= Beginning of Section =
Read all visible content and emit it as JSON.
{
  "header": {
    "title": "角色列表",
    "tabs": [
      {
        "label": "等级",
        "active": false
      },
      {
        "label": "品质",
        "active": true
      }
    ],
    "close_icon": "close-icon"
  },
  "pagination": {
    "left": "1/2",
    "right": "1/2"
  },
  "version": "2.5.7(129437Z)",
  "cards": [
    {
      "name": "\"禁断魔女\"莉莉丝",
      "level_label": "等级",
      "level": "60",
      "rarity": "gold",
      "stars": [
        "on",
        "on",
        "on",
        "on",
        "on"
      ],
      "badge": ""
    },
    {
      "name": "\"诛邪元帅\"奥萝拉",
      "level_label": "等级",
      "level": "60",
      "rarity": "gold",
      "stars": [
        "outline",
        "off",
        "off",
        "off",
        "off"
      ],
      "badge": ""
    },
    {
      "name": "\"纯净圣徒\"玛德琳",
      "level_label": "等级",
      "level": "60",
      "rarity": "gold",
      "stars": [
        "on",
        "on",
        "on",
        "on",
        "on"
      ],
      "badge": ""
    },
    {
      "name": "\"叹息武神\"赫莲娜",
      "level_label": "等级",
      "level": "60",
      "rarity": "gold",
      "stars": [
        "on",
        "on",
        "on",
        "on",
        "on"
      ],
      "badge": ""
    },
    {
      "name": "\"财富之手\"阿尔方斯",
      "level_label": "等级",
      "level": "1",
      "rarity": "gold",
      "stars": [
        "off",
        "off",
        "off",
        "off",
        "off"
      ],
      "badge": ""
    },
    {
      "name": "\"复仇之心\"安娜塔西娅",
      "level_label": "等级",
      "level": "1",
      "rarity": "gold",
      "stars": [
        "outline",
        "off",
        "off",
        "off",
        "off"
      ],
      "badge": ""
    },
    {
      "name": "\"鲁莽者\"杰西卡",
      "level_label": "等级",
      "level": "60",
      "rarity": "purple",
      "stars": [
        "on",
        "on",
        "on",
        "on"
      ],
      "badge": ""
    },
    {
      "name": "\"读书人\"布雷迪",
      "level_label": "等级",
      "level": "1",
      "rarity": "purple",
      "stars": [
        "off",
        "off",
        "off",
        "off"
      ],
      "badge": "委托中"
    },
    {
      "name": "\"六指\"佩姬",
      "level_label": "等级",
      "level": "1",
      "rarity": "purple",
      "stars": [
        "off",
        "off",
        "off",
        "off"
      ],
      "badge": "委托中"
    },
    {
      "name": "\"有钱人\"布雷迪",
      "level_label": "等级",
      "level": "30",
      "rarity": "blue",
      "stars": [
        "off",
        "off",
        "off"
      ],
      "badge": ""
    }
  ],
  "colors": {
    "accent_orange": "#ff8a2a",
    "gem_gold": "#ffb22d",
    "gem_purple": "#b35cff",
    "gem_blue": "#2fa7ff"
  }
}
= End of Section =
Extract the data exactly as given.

# Output for this task
Read all visible content and emit it as JSON.
{
  "header": {
    "title": "角色列表",
    "tabs": [
      {
        "label": "等级",
        "active": false
      },
      {
        "label": "品质",
        "active": true
      }
    ],
    "close_icon": "close-icon"
  },
  "pagination": {
    "left": "1/2",
    "right": "1/2"
  },
  "version": "2.5.7(129437Z)",
  "cards": [
    {
      "name": "\"禁断魔女\"莉莉丝",
      "level_label": "等级",
      "level": "60",
      "rarity": "gold",
      "stars": [
        "on",
        "on",
        "on",
        "on",
        "on"
      ],
      "badge": ""
    },
    {
      "name": "\"诛邪元帅\"奥萝拉",
      "level_label": "等级",
      "level": "60",
      "rarity": "gold",
      "stars": [
        "outline",
        "off",
        "off",
        "off",
        "off"
      ],
      "badge": ""
    },
    {
      "name": "\"纯净圣徒\"玛德琳",
      "level_label": "等级",
      "level": "60",
      "rarity": "gold",
      "stars": [
        "on",
        "on",
        "on",
        "on",
        "on"
      ],
      "badge": ""
    },
    {
      "name": "\"叹息武神\"赫莲娜",
      "level_label": "等级",
      "level": "60",
      "rarity": "gold",
      "stars": [
        "on",
        "on",
        "on",
        "on",
        "on"
      ],
      "badge": ""
    },
    {
      "name": "\"财富之手\"阿尔方斯",
      "level_label": "等级",
      "level": "1",
      "rarity": "gold",
      "stars": [
        "off",
        "off",
        "off",
        "off",
        "off"
      ],
      "badge": ""
    },
    {
      "name": "\"复仇之心\"安娜塔西娅",
      "level_label": "等级",
      "level": "1",
      "rarity": "gold",
      "stars": [
        "outline",
        "off",
        "off",
        "off",
        "off"
      ],
      "badge": ""
    },
    {
      "name": "\"鲁莽者\"杰西卡",
      "level_label": "等级",
      "level": "60",
      "rarity": "purple",
      "stars": [
        "on",
        "on",
        "on",
        "on"
      ],
      "badge": ""
    },
    {
      "name": "\"读书人\"布雷迪",
      "level_label": "等级",
      "level": "1",
      "rarity": "purple",
      "stars": [
        "off",
        "off",
        "off",
        "off"
      ],
      "badge": "委托中"
    },
    {
      "name": "\"六指\"佩姬",
      "level_label": "等级",
      "level": "1",
      "rarity": "purple",
      "stars": [
        "off",
        "off",
        "off",
        "off"
      ],
      "badge": "委托中"
    },
    {
      "name": "\"有钱人\"布雷迪",
      "level_label": "等级",
      "level": "30",
      "rarity": "blue",
      "stars": [
        "off",
        "off",
        "off"
      ],
      "badge": ""
    }
  ],
  "colors": {
    "accent_orange": "#ff8a2a",
    "gem_gold": "#ffb22d",
    "gem_purple": "#b35cff",
    "gem_blue": "#2fa7ff"
  }
}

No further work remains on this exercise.